Usually, I’ll sit down and write myself a letter, addressed to “Dear Rested, Excited about the New School Year Me.” I’ll write one for each of my preps, filling each letter with tangential details and more than a couple of run-on sentences. I’m the audience, and I know the author is writing after completing a mental marathon. I write about what worked, what didn’t, and what I plan to change. Here’s an excerpt from last summer’s letter:
“If I could teach [students] to look at how their peers use evidence to prove something, it could really save me pain near the end. B. also says they can’t learn everything. I cannot expect to get the MLA mastery I want and eradicate all false logic, too. I don’t really want to take anything out—and how much can I add? ANGEL can print my grade book easily, so I am able to see just how long my semester is: 21 quizzes, 4 timed writings, the research project, 2 essays, 3 drafts, 3 bulletin boards, and 5 additional writing assignments. That’s nutty.”
Pretty insular stuff, I realize, but it triggers my memory when I revisit it. I don’t read the letter until, oh…July, maybe two weeks before the letter comes from school welcoming me back for August and outlining the in-service schedule. I get excited every new school year, and the letter helps me remember where to begin. I teach the same preps over and over again; sometimes I forget my intentions! After reading this letter, I did decide to lose one of the timed writings and add a two day lesson on recognizing and constructively critiquing peers’ use of logic. This year, my letter will have new concerns.

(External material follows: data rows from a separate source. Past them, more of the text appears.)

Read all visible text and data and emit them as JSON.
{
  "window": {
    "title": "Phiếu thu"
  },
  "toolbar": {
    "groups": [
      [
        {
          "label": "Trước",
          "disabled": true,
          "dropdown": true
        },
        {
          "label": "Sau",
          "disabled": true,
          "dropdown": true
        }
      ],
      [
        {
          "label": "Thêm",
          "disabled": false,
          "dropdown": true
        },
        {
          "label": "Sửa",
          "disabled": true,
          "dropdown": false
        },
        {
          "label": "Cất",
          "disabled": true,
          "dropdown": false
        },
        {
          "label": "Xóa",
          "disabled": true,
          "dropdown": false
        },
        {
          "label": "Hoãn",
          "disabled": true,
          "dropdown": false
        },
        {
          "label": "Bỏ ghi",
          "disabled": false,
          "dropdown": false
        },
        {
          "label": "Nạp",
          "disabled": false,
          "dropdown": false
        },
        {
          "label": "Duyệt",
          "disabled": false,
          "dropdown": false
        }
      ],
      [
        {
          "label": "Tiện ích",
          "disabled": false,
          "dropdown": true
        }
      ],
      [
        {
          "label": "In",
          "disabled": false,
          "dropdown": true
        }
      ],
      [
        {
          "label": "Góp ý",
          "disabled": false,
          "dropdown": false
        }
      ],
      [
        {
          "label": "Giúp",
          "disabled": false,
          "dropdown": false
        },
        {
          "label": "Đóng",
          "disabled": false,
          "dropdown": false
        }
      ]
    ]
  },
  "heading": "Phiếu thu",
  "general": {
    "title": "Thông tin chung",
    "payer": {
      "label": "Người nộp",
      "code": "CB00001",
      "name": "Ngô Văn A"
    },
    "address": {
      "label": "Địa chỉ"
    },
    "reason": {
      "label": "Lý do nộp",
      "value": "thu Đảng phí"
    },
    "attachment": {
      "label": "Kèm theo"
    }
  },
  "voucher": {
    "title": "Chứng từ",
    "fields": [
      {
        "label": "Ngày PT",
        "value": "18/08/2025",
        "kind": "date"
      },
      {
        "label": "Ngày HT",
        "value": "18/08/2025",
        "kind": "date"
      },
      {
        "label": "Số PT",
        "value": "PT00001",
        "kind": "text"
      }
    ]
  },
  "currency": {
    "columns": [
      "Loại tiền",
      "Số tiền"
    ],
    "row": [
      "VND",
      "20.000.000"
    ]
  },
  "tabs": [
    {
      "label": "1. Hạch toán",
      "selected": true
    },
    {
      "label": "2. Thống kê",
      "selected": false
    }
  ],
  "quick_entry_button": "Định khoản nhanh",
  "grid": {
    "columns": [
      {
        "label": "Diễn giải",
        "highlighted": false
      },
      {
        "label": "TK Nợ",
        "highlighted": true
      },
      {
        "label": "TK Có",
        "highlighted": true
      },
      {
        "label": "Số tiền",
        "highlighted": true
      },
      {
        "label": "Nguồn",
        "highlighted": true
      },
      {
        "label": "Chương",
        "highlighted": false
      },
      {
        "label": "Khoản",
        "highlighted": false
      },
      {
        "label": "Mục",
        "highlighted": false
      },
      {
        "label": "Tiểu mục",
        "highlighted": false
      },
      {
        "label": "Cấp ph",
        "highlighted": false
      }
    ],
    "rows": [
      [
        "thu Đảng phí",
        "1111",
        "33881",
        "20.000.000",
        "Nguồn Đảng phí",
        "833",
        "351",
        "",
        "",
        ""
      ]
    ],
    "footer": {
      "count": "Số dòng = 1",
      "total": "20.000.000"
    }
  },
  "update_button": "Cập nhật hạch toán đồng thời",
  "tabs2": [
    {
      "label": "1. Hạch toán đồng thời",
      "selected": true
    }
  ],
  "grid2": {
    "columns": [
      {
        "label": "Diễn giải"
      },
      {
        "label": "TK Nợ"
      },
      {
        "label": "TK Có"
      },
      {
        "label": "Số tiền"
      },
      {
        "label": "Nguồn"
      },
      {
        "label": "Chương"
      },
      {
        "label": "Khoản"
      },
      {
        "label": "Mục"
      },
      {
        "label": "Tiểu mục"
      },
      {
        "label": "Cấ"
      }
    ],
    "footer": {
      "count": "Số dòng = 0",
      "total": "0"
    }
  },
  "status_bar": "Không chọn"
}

I actually teach summer classes, too, but this ritual of closing out the regular school year helps me relax. Truthfully? I don’t have the energy right now to fix what needs fixing in these units, so this letter to myself helps me put it to the side until I can. Reading my old letters helps me see the progress I’ve made as well. It can be difficult in this profession to see our own growth when the demands constantly change around us, so we need habits where we acknowledge ourselves to ourselves. These letters help me do that…co-posted on Between Classes: Living a Balanced Life as a Quality Teacher